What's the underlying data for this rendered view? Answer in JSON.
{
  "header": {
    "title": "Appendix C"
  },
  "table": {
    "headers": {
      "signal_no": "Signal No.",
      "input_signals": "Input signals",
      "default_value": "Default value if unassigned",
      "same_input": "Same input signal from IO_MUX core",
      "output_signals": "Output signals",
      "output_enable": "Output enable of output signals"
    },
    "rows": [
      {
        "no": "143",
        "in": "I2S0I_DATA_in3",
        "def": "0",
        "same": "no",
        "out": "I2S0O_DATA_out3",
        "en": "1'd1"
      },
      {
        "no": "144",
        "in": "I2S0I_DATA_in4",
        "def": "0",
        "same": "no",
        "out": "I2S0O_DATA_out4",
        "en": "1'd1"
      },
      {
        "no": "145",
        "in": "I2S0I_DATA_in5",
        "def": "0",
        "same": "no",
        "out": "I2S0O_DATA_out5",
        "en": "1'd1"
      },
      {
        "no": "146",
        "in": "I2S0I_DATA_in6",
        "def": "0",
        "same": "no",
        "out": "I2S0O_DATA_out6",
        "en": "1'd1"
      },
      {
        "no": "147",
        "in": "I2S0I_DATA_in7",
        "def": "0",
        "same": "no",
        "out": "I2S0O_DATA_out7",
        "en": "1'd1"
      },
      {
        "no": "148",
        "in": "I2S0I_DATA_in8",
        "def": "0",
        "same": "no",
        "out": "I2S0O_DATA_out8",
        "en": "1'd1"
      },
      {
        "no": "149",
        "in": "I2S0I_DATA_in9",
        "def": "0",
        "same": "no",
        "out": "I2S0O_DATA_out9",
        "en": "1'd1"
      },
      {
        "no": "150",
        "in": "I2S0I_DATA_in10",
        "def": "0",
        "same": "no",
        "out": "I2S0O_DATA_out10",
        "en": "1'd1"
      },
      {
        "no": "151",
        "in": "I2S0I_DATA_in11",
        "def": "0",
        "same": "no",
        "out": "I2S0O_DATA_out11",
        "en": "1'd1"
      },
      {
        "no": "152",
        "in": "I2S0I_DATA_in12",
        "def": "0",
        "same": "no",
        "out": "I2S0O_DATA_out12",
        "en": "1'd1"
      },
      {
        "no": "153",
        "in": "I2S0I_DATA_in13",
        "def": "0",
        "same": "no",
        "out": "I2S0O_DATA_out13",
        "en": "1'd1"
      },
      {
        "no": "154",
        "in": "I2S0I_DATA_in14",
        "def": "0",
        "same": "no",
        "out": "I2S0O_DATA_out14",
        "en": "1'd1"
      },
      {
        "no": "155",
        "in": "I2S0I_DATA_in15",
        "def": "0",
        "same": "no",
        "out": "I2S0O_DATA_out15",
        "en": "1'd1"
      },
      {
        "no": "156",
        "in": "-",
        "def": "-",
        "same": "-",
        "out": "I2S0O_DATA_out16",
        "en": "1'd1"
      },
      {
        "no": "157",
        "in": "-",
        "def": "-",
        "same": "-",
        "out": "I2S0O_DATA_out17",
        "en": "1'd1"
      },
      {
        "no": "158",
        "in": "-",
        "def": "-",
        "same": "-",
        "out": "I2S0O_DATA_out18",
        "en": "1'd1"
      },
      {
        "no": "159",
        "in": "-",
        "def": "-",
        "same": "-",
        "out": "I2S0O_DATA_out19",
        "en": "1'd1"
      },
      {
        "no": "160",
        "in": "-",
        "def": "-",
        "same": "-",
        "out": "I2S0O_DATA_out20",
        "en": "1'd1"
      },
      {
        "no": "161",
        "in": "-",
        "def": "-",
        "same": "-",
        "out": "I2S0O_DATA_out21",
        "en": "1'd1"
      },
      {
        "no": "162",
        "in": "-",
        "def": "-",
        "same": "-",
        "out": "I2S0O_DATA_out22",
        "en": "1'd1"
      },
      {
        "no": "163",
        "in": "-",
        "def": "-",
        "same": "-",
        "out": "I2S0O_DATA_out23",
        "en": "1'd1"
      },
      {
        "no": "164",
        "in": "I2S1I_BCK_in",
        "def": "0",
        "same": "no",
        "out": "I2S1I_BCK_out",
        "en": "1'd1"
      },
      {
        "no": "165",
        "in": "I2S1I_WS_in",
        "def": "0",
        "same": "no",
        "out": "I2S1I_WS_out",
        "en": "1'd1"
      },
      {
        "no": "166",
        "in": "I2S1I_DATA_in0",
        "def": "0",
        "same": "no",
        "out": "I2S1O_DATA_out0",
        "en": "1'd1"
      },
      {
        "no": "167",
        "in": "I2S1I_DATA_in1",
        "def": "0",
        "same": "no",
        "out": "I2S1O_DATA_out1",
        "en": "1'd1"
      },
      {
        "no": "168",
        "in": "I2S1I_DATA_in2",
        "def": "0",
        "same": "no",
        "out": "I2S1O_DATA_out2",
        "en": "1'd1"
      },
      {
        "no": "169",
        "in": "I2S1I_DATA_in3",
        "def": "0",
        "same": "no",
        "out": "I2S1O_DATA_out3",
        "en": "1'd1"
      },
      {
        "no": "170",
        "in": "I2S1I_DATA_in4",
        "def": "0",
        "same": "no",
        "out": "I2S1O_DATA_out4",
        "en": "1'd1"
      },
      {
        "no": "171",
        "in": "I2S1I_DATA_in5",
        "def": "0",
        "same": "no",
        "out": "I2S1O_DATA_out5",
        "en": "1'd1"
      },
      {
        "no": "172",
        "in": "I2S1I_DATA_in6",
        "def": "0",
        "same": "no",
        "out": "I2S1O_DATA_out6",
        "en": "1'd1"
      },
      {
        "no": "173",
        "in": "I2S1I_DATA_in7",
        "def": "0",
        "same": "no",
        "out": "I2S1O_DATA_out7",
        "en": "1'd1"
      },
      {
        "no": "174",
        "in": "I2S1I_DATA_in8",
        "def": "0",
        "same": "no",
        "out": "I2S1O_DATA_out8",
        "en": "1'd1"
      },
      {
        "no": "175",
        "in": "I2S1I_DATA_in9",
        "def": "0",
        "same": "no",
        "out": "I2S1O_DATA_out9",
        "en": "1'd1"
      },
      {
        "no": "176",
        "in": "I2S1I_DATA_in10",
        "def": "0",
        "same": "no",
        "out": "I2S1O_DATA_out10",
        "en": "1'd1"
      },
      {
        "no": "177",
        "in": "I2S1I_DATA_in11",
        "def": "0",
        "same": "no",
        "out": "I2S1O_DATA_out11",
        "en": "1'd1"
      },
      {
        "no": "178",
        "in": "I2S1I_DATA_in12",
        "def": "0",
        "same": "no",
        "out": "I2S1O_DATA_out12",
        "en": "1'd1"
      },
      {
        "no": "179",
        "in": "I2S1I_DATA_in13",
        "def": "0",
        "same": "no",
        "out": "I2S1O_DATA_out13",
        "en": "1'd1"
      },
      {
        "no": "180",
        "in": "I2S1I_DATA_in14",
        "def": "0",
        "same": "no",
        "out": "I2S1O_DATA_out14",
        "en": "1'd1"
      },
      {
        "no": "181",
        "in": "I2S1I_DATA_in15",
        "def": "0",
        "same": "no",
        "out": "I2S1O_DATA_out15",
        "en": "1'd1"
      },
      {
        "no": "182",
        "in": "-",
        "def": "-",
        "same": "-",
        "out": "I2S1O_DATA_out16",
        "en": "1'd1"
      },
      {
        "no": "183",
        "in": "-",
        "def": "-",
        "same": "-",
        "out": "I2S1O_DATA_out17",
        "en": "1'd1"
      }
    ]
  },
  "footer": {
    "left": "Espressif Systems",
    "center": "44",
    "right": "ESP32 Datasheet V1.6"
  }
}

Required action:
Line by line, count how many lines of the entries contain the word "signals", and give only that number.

Exercise answer:
3